A performance fee (sometimes called an incentive fee) is the fee charged by a CTA or other investment manager on an account’s profits. Commonly their primary compensation, the performance fee acts as an incentive for account managers to maximize returns on behalf of their investors; a CTA’s performance fee earnings rise with the value of an investor’s account.

Performance fees are typically based on investment account gains, often whether realized or unrealized. (An investor earns unrealized gains when an asset’s market value increases, but does not collect realized gains until cash is received from the sale of the profitable asset.) In general, the portion of an account’s profit that is subject to a performance fee is determined using a high-water mark: the fee is assessed only on an account’s gains over its previous highest value, or high-water mark. Some managers also employ a hurdle rate—a level above which profits must rise before the fee will be collected—to calculate performance fees.

A performance fee is charged as a percentage of investment profits. On average, most CTAs and investment managers assess an annual performance fee of 20 percent of investment profits, which is usually collected in prorated monthly deductions. The actual amount of this figure may depend on several factors, including the manager’s trading philosophy and experience level. In addition, many CTAs offer adjustable fee scales based on investment level.

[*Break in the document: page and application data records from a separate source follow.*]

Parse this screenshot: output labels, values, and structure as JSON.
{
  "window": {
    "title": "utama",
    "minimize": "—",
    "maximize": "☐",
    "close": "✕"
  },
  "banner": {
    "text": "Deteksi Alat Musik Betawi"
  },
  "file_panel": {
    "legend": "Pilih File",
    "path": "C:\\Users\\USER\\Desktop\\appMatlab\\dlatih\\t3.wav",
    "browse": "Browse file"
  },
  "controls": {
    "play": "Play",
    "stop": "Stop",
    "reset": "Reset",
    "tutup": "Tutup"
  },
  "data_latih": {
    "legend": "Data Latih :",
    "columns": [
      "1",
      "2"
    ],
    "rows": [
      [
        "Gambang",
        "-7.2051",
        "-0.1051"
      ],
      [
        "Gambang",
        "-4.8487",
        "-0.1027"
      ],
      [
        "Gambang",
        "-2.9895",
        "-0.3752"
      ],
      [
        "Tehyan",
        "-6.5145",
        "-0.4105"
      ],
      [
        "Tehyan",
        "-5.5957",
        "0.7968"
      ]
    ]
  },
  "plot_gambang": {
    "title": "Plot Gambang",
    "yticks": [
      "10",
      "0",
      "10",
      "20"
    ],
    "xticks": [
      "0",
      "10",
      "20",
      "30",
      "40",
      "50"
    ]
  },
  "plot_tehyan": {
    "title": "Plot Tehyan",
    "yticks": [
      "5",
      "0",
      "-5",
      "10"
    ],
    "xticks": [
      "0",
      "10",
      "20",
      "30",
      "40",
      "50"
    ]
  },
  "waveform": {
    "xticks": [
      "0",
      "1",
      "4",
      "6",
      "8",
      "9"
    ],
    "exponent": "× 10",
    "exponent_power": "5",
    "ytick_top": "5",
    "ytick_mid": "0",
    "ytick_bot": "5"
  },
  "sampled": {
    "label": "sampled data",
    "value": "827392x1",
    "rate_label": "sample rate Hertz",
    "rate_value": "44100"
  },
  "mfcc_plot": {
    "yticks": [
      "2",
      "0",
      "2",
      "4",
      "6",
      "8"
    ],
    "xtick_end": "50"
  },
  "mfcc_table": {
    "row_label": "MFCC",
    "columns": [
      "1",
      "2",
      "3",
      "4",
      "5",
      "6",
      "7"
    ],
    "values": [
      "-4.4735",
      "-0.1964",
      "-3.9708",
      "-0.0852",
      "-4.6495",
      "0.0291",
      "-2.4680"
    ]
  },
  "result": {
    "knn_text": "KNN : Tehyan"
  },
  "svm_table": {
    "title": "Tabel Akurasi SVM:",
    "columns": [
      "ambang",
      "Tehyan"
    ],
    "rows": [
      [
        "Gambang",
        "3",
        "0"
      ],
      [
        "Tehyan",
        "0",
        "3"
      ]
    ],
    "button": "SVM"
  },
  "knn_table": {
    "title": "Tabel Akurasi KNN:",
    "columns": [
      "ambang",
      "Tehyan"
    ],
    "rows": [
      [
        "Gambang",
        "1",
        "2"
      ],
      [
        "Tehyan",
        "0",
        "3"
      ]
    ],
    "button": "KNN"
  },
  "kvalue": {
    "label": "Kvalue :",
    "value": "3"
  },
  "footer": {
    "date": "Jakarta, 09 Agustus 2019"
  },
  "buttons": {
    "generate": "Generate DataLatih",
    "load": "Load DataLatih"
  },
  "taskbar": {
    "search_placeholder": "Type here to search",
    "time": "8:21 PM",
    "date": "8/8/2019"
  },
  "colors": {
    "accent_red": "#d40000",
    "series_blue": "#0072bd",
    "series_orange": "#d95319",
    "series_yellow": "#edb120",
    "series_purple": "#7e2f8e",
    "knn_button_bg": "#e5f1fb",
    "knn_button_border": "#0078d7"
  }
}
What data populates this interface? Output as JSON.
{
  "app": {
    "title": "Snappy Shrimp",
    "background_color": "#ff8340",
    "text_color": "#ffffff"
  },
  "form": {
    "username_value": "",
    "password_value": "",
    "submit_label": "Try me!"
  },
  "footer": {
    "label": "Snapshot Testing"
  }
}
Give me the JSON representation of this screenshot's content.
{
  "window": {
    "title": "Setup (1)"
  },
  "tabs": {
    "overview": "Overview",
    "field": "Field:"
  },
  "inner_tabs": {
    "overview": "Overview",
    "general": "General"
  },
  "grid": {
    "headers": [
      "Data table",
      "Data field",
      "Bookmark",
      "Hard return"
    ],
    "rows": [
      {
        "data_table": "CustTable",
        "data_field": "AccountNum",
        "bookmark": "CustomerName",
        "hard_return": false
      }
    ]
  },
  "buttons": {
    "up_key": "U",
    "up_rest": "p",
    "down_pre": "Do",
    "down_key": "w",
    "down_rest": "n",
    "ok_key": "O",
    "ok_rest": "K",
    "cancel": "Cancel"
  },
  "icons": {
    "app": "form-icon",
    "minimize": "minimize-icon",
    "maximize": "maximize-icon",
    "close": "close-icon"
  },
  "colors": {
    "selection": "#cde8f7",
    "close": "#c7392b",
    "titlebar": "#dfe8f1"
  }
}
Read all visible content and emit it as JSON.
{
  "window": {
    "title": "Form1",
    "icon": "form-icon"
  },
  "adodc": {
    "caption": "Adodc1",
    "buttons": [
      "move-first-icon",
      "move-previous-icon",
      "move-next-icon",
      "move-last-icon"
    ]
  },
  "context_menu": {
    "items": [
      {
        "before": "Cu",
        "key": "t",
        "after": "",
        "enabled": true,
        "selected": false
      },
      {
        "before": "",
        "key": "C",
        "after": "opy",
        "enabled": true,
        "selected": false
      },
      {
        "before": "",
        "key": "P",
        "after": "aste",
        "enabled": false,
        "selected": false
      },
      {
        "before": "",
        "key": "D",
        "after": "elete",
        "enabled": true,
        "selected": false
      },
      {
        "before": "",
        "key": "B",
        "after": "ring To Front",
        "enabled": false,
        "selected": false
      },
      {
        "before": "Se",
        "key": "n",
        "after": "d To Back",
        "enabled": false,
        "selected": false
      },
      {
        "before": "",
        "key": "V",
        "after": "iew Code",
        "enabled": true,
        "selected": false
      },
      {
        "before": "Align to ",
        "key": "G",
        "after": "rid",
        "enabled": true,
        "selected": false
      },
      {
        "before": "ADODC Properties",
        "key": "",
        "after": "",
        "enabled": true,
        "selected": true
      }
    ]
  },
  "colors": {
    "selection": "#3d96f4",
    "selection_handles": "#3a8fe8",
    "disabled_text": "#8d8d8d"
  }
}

Like many other aspects of the investment industry, performance fees are subject to government regulation. The Investment Advisers Act of 1940 mandates that investment managers may only charge performance fees to clients who meet certain net worth and invested asset requirements, or those who the law deems to be “qualified purchasers.” The U.S. Securities and Exchange Commission adjusts these asset and investment thresholds every five years for inflation. By law, a CTA’s performance fee amounts and calculation methods must be clearly outlined in the manager’s disclosure document (D-Doc).